▶ Exercise:
An exact copy of every entry is required, minus the pictures.

▶ Extracted data:

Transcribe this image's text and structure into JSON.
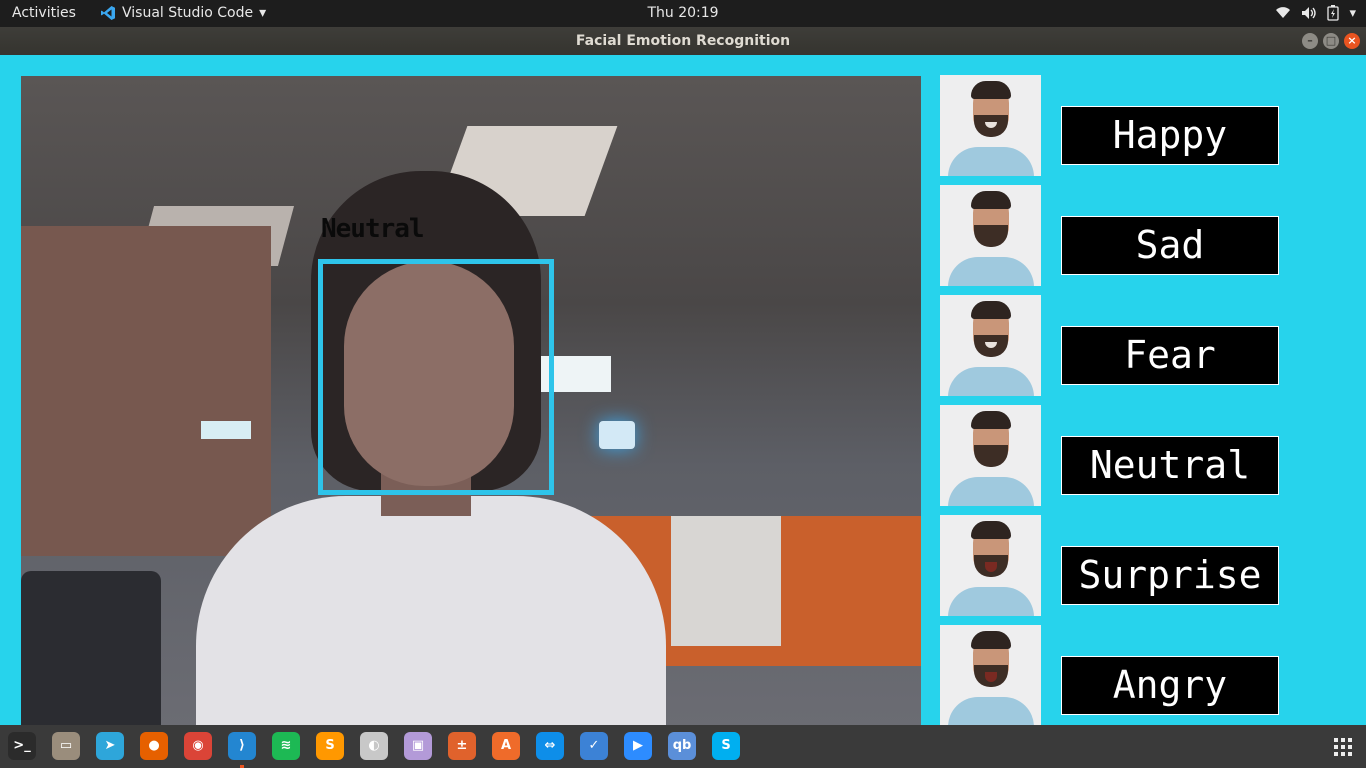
{
  "topbar": {
    "activities": "Activities",
    "app_name": "Visual Studio Code",
    "clock": "Thu 20:19"
  },
  "window": {
    "title": "Facial Emotion Recognition",
    "close_glyph": "×"
  },
  "detection": {
    "label": "Neutral",
    "box_color": "#2ec4ea"
  },
  "emotions": [
    {
      "label": "Happy"
    },
    {
      "label": "Sad"
    },
    {
      "label": "Fear"
    },
    {
      "label": "Neutral"
    },
    {
      "label": "Surprise"
    },
    {
      "label": "Angry"
    }
  ],
  "dock": {
    "apps": [
      {
        "name": "terminal-icon",
        "color": "#2b2b2b",
        "glyph": ">_"
      },
      {
        "name": "files-icon",
        "color": "#9a8d7c",
        "glyph": "▭"
      },
      {
        "name": "telegram-icon",
        "color": "#2ea6da",
        "glyph": "➤"
      },
      {
        "name": "firefox-icon",
        "color": "#e66000",
        "glyph": "●"
      },
      {
        "name": "chrome-icon",
        "color": "#db4437",
        "glyph": "◉"
      },
      {
        "name": "vscode-icon",
        "color": "#2386d1",
        "glyph": "⟩"
      },
      {
        "name": "spotify-icon",
        "color": "#1db954",
        "glyph": "≋"
      },
      {
        "name": "sublime-icon",
        "color": "#ff9800",
        "glyph": "S"
      },
      {
        "name": "media-player-icon",
        "color": "#c8c8c8",
        "glyph": "◐"
      },
      {
        "name": "screenshot-icon",
        "color": "#b39ad8",
        "glyph": "▣"
      },
      {
        "name": "calculator-icon",
        "color": "#e0622c",
        "glyph": "±"
      },
      {
        "name": "software-center-icon",
        "color": "#ef6b2a",
        "glyph": "A"
      },
      {
        "name": "teamviewer-icon",
        "color": "#0e8ee9",
        "glyph": "⇔"
      },
      {
        "name": "tasks-icon",
        "color": "#3c82d6",
        "glyph": "✓"
      },
      {
        "name": "zoom-icon",
        "color": "#2d8cff",
        "glyph": "▶"
      },
      {
        "name": "qbittorrent-icon",
        "color": "#5b8fd9",
        "glyph": "qb"
      },
      {
        "name": "skype-icon",
        "color": "#00aff0",
        "glyph": "S"
      }
    ],
    "active_index": 5
  },
  "colors": {
    "background": "#27d3ec",
    "accent": "#e95420"
  }
}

▶ Reply to the task:
Transcribe this image's text and structure into JSON.
{
  "topbar": {
    "activities": "Activities",
    "app_name": "Visual Studio Code",
    "clock": "Thu 20:19"
  },
  "window": {
    "title": "Facial Emotion Recognition",
    "close_glyph": "×"
  },
  "detection": {
    "label": "Neutral",
    "box_color": "#2ec4ea"
  },
  "emotions": [
    {
      "label": "Happy"
    },
    {
      "label": "Sad"
    },
    {
      "label": "Fear"
    },
    {
      "label": "Neutral"
    },
    {
      "label": "Surprise"
    },
    {
      "label": "Angry"
    }
  ],
  "dock": {
    "apps": [
      {
        "name": "terminal-icon",
        "color": "#2b2b2b",
        "glyph": ">_"
      },
      {
        "name": "files-icon",
        "color": "#9a8d7c",
        "glyph": "▭"
      },
      {
        "name": "telegram-icon",
        "color": "#2ea6da",
        "glyph": "➤"
      },
      {
        "name": "firefox-icon",
        "color": "#e66000",
        "glyph": "●"
      },
      {
        "name": "chrome-icon",
        "color": "#db4437",
        "glyph": "◉"
      },
      {
        "name": "vscode-icon",
        "color": "#2386d1",
        "glyph": "⟩"
      },
      {
        "name": "spotify-icon",
        "color": "#1db954",
        "glyph": "≋"
      },
      {
        "name": "sublime-icon",
        "color": "#ff9800",
        "glyph": "S"
      },
      {
        "name": "media-player-icon",
        "color": "#c8c8c8",
        "glyph": "◐"
      },
      {
        "name": "screenshot-icon",
        "color": "#b39ad8",
        "glyph": "▣"
      },
      {
        "name": "calculator-icon",
        "color": "#e0622c",
        "glyph": "±"
      },
      {
        "name": "software-center-icon",
        "color": "#ef6b2a",
        "glyph": "A"
      },
      {
        "name": "teamviewer-icon",
        "color": "#0e8ee9",
        "glyph": "⇔"
      },
      {
        "name": "tasks-icon",
        "color": "#3c82d6",
        "glyph": "✓"
      },
      {
        "name": "zoom-icon",
        "color": "#2d8cff",
        "glyph": "▶"
      },
      {
        "name": "qbittorrent-icon",
        "color": "#5b8fd9",
        "glyph": "qb"
      },
      {
        "name": "skype-icon",
        "color": "#00aff0",
        "glyph": "S"
      }
    ],
    "active_index": 5
  },
  "colors": {
    "background": "#27d3ec",
    "accent": "#e95420"
  }
}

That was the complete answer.